By Franck Pachot

When you are waiting on a locked row, the locked resource is the transaction that has locked the row. We have no information about which row is locked. Here is how to get it from V$SESSION.

In a first session I lock a row in the SCOTT schema:

SQL> select * from SCOTT.SALGRADE where grade=1 for update ;
     GRADE      LOSAL      HISAL
---------- ---------- ----------
         1        700       1200

And in another session:

SQL> delete from SCOTT.SALGRADE;

Of course it’s waiting.

Let’s see the wait event:

SQL> select sid,state,event,p1raw,p1text from v$session where event like 'enq: %'
   SID STATE   EVENT                          P1RAW            P1TEXT
------ ------- ------------------------------ ---------------- ---------
    54 WAITING enq: TX - row lock contention  0000000054580006 name|mode

So I’ve a row lock contention.

Here is more information from V$SESSION about the row that is locked:

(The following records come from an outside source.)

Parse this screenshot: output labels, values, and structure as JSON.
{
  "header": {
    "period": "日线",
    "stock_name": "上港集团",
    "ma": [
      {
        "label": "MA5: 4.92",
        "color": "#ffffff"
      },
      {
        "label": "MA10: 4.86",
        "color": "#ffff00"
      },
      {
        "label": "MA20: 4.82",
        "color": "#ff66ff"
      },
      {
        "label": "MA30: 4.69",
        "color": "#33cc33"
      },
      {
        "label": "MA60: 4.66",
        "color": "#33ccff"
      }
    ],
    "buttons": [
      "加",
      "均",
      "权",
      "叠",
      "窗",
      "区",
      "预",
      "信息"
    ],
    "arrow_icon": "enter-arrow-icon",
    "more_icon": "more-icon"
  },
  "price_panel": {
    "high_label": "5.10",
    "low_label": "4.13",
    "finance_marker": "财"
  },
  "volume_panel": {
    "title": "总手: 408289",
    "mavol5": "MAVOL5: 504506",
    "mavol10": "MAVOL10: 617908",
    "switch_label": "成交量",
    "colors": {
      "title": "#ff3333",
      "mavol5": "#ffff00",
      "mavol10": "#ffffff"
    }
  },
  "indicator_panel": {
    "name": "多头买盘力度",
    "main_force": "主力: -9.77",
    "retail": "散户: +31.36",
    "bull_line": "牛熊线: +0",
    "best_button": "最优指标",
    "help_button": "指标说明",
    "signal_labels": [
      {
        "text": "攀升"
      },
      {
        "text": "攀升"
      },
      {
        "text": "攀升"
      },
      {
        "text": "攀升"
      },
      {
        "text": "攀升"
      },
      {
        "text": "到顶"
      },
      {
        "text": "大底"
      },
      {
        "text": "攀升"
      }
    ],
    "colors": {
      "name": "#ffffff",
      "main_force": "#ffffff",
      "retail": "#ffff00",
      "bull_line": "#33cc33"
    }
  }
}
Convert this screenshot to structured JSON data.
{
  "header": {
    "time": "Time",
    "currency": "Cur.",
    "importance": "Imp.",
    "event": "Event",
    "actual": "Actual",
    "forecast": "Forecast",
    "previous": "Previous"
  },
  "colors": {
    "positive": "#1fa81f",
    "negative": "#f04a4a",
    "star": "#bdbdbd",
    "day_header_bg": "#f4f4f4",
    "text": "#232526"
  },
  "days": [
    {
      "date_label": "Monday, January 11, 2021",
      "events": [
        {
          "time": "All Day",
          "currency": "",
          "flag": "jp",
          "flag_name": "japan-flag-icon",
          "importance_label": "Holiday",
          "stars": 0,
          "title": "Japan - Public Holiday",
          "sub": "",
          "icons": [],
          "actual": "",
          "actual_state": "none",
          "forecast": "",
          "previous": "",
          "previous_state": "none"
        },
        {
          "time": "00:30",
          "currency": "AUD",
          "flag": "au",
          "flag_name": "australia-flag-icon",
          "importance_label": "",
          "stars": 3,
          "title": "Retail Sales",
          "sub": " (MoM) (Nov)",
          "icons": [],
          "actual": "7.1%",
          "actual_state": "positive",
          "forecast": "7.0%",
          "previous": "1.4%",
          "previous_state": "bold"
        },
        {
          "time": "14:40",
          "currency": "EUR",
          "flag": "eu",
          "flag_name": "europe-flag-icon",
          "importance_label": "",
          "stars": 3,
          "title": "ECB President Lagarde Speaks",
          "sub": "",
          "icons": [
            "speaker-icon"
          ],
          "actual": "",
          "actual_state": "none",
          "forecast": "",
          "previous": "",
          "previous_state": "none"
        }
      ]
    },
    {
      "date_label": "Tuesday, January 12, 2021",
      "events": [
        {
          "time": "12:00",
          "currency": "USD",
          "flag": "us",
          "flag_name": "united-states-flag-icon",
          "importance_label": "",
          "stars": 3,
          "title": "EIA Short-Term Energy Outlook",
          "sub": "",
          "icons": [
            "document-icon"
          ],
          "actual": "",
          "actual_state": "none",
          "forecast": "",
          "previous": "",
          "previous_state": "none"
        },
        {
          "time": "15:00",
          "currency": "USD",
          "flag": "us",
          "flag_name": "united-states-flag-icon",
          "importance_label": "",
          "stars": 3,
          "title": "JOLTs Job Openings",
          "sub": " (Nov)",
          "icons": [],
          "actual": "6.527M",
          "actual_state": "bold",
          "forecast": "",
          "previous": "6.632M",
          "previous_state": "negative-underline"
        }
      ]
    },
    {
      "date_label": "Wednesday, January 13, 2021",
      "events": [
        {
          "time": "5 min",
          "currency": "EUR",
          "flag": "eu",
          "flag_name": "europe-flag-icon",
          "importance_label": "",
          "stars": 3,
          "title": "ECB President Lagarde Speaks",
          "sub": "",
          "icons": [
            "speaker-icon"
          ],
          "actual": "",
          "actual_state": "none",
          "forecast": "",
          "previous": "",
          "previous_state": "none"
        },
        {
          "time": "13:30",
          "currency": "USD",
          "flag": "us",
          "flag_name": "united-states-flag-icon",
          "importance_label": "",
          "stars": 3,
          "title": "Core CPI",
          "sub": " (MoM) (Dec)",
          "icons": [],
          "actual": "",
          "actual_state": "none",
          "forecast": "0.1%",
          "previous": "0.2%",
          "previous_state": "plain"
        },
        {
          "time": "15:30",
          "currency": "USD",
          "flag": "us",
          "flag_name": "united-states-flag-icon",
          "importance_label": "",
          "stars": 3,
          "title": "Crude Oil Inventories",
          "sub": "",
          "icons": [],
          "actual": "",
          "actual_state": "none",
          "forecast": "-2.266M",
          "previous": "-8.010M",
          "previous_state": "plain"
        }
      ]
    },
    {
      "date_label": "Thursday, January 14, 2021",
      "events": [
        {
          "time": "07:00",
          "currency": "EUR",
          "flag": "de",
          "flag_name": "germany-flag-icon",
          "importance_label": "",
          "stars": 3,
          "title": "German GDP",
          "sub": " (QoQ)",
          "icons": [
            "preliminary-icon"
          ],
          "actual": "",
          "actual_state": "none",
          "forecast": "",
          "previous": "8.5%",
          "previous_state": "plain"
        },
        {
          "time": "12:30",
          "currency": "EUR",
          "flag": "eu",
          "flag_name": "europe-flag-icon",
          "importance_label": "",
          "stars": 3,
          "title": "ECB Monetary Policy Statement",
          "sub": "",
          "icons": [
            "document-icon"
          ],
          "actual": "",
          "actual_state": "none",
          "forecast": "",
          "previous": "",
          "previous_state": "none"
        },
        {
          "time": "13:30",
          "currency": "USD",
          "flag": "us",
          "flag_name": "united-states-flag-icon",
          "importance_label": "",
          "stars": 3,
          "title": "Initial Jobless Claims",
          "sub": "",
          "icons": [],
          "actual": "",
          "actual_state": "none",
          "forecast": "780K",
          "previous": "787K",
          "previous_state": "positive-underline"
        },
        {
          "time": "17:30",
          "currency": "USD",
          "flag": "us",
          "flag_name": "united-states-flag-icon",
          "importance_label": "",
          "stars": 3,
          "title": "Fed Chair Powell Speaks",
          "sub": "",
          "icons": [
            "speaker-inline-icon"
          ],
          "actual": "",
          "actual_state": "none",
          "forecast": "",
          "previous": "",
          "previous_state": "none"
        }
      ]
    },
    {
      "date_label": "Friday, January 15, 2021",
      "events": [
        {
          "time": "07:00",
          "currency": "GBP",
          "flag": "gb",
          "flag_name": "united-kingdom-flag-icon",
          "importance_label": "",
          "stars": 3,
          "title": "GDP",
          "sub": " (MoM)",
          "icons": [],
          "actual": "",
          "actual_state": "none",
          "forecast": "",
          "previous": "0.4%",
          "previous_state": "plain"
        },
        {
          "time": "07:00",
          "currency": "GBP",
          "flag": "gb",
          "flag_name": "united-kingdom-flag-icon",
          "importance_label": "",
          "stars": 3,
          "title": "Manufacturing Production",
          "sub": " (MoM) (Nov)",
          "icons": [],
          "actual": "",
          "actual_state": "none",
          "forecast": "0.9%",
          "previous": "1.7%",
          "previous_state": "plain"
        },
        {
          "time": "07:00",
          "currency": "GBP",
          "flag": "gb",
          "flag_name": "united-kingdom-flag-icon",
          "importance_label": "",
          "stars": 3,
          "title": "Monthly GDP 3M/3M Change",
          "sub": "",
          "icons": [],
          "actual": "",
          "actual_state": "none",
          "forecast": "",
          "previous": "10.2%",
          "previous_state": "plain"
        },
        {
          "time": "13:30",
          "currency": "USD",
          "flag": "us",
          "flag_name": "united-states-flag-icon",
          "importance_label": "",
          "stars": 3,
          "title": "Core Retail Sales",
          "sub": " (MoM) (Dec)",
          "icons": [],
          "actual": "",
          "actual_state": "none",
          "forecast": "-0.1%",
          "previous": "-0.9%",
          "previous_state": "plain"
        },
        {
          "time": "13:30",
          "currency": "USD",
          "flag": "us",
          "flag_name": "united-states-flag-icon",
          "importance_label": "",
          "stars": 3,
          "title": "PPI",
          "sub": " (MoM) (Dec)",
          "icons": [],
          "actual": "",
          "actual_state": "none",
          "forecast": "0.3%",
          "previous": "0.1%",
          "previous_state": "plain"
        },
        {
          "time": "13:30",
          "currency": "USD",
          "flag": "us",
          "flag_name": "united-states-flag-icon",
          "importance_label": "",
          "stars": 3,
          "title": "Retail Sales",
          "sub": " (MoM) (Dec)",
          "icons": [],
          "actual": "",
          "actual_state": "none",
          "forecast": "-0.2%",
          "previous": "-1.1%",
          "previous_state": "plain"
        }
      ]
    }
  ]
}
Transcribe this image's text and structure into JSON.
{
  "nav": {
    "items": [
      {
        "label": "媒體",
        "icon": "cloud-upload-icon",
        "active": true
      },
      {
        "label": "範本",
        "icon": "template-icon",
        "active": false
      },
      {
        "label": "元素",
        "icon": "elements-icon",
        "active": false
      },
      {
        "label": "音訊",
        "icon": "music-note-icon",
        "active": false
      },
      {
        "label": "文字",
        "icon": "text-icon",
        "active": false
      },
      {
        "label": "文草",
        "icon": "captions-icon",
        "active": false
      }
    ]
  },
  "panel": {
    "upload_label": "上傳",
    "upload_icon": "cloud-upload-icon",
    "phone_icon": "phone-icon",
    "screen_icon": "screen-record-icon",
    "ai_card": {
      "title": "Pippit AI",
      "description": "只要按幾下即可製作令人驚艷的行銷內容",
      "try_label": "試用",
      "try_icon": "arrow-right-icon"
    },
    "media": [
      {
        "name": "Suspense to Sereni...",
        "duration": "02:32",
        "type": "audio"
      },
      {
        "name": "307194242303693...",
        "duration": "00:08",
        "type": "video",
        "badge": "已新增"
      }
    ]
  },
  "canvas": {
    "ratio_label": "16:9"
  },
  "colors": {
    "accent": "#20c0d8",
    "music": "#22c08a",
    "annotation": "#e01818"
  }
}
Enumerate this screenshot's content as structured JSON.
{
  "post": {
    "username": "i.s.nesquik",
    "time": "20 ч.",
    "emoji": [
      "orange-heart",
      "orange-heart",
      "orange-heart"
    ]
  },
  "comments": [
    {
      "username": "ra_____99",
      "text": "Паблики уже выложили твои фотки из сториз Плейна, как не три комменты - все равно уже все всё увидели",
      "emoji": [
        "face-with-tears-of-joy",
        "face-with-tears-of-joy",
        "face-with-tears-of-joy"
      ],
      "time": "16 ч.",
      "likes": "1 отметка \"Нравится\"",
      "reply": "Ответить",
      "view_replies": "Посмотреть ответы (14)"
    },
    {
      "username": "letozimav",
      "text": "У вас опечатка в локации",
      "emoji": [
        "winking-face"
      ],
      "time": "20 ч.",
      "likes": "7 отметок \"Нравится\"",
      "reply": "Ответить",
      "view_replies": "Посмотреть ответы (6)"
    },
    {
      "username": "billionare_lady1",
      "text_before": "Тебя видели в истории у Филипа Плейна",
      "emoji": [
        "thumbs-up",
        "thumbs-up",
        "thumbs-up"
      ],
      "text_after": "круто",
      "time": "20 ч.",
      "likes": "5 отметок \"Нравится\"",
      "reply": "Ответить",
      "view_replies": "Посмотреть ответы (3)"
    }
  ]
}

SQL> select row_wait_obj#,row_wait_file#,row_wait_block#,row_wait_row# from v$session where event like 'enq: %';
------------- -------------- --------------- -------------
       116760              6             211             0

From there you can find which row is locked. It’s straightforward, but I’ve two warnings about it.

First warning is that the ROW_WAIT_OBJ# is not the OBJECT_ID but the DATA_OBJECT_ID.
You have to join with DBA_OBJECT and get the DATA_OBJECT_ID if you want to get the ROWID.

SQL> select owner,object_name,data_object_id from dba_objects where object_id=116760;
---------- ---------- --------------
SCOTT      SALGRADE           116760

The ROW_WAIT_OBJ# is the OBJECT_ID but I need the DATA_OBJECT_ID to get the ROWID. Here it is the same, but just try to truncate the table (and insert back the data) and you will see that it is different.

The second warning is about the ROW_WAIT_FILE# which is the the absolute file number.
But you need the relative file number if you want to get the ROWID.

We have to go though DBA_DATA_FILES to get it.

SQL> select relative_fno from dba_data_files where file_id=6;

It’s the same number here, but if you have transported datafiles (or have more than 1024 datafiles), then you will see different numbers.

Remember, the ROWID must change when a table is truncated (in order to be sure that we don’t read old data) and the ROWID must not change when we transport tablespaces (so that we don’t have to update all the blocks in the tablespace).

So now, I can get the ROWID with dbms_rowid and get the row that is locked:

SQL> select * from SCOTT.SALGRADE where rowid=dbms_rowid.rowid_create(1,116760,6,211,0);
     GRADE      LOSAL      HISAL
---------- ---------- ----------
         1        700       1200

This is the ideal case. You find the row that is locked.
For most of the mode 6 TX lock (exclusive) you will have that information because the session went to the row in order to see the lock, and that information was registered in V$SESSION.
If you have a mode 4 TX lock (share) that can be different. You find those when the lock is at higher level than the row. For example ITL wait, or unique index entry, or referential integrity (I’m talking about TX mode 4 here, not TM locks). Then the information gotten from V$SESSION is incomplete. There is no row number, it can be an index block, etc.

More information about locks at DOAG 2015.

As a summary, here is the query to get the ROWID for which sessions are waiting on TX locks:
(fixed thanks to comment below.)

select s.p1raw,o.owner,o.object_name,
dbms_rowid.rowid_create(1,o.data_object_id,f.relative_fno,s.row_wait_block#,s.row_wait_row#) row_id
from v$session s 
join dba_objects o on s.row_wait_obj#=o.object_id 
join dba_segments m on o.owner=m.owner and o.object_name=m.segment_name
join dba_data_files f on s.row_wait_file#=f.file_id and m.tablespace_name=f.tablespace_name
where s.event like 'enq: TX%'

From P1RAW, you have the lock type (5458 is TX in ascii) and the lock mode: 54580006 is mode 6 (exclusive) and 54580004 is mode 4 (share).